I squeeze white glue directly onto the tops of the bases and then paint it around with an older brush. Next I dip and swish the base around in the sand tub, making sure to get some of the larger pebbles, not just sand. To give it an extra layer of durability I then use a 50/50 mix of white glue and water, put it in an empty syringe, and just apply a few drops to the top of the bases. It will soak in and when it's dry, be rock solid. You can get empty syringes at the pharmacy counter, they're the ones for administering liquid medicine to children and don't have anything to do with needles at all.
So close to finish!
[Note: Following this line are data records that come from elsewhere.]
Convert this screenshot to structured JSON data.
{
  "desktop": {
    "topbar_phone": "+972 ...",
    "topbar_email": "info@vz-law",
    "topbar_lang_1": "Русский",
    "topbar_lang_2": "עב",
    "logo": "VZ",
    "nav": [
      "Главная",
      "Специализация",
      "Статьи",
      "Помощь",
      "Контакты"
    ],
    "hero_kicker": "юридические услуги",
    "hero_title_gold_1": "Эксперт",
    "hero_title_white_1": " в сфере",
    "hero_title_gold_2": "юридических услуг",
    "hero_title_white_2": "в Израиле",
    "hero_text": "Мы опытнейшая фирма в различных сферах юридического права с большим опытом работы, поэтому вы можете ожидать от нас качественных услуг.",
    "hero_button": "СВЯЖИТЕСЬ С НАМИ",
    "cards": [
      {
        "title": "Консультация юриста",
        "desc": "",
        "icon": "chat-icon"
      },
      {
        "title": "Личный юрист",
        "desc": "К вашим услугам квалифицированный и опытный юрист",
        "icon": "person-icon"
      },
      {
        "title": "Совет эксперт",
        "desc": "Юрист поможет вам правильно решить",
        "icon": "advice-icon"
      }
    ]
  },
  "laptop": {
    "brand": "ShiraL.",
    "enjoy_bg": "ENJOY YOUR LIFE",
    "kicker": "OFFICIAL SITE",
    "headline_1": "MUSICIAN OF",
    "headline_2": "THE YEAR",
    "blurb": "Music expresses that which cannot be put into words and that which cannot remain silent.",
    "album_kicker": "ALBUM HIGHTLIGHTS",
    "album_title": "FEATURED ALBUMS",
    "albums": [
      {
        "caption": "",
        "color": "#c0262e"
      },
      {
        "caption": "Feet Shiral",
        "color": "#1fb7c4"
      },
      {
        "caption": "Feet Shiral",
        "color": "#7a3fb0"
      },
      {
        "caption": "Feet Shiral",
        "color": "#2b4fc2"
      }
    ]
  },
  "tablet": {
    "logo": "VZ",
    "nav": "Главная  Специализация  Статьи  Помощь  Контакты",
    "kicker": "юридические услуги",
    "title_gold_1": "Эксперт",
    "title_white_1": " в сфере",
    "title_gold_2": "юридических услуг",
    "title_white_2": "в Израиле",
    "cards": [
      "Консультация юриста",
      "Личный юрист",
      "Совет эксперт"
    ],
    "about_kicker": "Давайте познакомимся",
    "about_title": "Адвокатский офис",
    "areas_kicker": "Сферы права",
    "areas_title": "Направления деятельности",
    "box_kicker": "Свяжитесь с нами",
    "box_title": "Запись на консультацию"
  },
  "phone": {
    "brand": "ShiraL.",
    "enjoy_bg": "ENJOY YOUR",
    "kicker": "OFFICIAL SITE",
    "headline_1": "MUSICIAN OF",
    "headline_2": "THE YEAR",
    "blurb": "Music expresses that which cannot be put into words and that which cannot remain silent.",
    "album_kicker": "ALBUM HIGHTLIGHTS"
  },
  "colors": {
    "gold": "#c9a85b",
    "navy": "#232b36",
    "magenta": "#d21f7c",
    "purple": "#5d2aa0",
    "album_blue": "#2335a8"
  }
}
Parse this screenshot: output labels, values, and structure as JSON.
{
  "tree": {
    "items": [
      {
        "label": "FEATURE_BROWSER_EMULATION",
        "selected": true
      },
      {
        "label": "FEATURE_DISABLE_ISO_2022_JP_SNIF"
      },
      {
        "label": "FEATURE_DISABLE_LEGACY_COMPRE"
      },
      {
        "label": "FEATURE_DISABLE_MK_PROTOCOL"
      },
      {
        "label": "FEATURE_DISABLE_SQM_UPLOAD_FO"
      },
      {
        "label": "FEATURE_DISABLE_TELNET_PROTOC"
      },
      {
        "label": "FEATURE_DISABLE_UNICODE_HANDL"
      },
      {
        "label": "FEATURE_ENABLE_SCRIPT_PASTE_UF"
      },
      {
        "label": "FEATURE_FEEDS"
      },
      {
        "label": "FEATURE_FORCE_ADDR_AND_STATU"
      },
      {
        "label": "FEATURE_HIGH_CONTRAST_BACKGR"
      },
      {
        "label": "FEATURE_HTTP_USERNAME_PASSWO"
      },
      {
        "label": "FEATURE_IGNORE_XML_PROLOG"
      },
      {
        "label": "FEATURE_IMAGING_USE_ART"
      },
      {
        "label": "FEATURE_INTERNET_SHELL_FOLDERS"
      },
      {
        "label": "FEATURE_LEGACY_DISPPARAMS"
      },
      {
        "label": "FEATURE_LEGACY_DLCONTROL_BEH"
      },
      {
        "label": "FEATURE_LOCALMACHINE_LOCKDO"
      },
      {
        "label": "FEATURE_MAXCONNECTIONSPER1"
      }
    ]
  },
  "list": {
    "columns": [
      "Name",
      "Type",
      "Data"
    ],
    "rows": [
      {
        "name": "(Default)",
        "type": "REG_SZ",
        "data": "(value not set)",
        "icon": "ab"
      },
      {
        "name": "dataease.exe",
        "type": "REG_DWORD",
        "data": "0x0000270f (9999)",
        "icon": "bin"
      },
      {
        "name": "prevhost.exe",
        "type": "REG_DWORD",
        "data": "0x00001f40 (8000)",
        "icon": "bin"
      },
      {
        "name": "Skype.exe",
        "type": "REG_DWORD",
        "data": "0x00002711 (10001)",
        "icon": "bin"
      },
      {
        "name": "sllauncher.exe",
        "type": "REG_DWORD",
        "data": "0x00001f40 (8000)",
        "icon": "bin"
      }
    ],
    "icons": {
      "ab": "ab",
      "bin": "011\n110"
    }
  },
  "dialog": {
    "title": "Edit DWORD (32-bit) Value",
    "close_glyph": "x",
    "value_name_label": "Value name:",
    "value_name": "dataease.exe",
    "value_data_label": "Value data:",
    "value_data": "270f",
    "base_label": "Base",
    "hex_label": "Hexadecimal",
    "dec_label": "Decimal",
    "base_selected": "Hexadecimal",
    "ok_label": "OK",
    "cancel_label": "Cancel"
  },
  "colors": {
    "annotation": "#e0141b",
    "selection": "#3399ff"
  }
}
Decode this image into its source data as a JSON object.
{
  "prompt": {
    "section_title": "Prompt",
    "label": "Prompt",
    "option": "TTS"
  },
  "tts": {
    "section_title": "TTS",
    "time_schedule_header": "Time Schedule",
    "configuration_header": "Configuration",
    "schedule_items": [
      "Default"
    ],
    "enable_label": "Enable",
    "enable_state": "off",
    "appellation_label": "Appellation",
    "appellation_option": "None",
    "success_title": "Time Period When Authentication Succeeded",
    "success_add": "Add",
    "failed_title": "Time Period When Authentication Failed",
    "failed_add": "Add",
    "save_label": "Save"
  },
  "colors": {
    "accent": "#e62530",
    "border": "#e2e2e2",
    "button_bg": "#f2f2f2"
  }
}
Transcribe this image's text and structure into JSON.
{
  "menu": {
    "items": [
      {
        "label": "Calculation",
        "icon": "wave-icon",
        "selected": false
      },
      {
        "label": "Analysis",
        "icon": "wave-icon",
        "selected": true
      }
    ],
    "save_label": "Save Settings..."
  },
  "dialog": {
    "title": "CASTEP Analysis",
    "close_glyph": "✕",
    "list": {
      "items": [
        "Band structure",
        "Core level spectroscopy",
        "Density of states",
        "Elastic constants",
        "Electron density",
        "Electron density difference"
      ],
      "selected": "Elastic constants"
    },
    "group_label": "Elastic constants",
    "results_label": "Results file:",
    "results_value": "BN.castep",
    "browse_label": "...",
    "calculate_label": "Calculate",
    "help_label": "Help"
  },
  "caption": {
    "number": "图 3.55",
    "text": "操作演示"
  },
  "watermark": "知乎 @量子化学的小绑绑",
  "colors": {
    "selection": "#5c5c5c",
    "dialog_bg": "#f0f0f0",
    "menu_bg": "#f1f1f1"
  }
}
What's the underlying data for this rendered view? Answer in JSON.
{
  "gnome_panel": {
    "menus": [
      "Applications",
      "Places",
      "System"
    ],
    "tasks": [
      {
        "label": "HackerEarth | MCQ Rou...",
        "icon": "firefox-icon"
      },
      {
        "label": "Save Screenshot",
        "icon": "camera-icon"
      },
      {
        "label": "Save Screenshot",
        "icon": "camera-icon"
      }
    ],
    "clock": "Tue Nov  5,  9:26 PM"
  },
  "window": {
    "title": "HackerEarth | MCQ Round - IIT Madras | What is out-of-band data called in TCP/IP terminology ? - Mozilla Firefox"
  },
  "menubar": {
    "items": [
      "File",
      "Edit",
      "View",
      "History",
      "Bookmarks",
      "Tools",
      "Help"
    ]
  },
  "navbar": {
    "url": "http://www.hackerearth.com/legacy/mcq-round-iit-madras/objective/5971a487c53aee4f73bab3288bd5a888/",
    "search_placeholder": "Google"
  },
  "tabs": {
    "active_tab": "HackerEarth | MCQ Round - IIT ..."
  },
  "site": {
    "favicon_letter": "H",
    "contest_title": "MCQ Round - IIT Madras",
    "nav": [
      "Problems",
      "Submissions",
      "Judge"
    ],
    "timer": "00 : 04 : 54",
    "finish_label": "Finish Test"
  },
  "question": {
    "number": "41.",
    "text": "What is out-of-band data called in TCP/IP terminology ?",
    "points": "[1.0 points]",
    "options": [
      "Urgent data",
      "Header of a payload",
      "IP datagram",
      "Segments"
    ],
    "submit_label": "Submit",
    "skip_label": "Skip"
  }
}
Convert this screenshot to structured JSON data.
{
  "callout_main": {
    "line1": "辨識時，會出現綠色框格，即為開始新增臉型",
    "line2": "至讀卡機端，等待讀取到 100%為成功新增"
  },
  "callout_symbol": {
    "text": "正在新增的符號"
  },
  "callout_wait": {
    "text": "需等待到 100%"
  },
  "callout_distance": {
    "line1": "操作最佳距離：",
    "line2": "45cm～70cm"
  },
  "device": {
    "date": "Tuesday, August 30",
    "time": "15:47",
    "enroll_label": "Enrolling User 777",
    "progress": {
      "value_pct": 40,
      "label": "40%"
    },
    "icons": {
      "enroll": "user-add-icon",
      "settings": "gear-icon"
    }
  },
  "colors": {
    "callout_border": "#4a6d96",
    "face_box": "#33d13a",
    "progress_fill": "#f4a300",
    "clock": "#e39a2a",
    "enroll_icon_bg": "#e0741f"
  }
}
For my Dark Angels army I chose desert sandy bases, and just use a tub of GW's modelling sand, and painted the edges of the bases (and some of the tops) in Reaper's Dark Skin.
I found the $3 dollar wonder bottle that is Micro Sol with my last project and I put it to use again. It works wonders on more than just smoothing decals over round shoulder pads too, Here I used some red icons on their robes. The Micro Sol conformed them "magically" to the folds and bends of their legs, and the red contrasts nicely with the white robes and matched the weapons.
For the guns I painted the metallic areas in Codex Grey and highlighted them with Fortress Grey. Casings were painted in straight Blood Red, without highlights. The gun emblems were done in craft paint white, then given a wash in Devlan Mud.
Here's some detail on the packs.
While I had the Tin Bitz out I painted other metallic areas on the figs with it; like icons and assorted doodads. I also began to paint the purity seals with Blood Red, and the scrolls that were attached with Kommando Khaki. I had to use this so they would contrast with the off white robes. The 'text' on the scrolls was done with a fine line, waterproof drafting pen you can get pretty much anywhere.
Pouches and holster were painted with Vermin Brown first, highlighted with Snakebite Leather, and wash with Devlan Mud. Buckles and buttons were painted in Tin Bitz.
I used Snot Green to 'fine line' the armor and highlight certain areas to make them stand out. I used a Thraka Green Wash to blend the two greens together to better blend them.
All armor areas were painted unceremoniously in Dark Angels Green.
Recessed areas of the robes received a heavy wash of Devlan Mud.
The models were assembled with regular super glue and primered with a generic black spray paint. Next I did a very heavy and sloppy coat of Bleached Bone over all the cloth areas.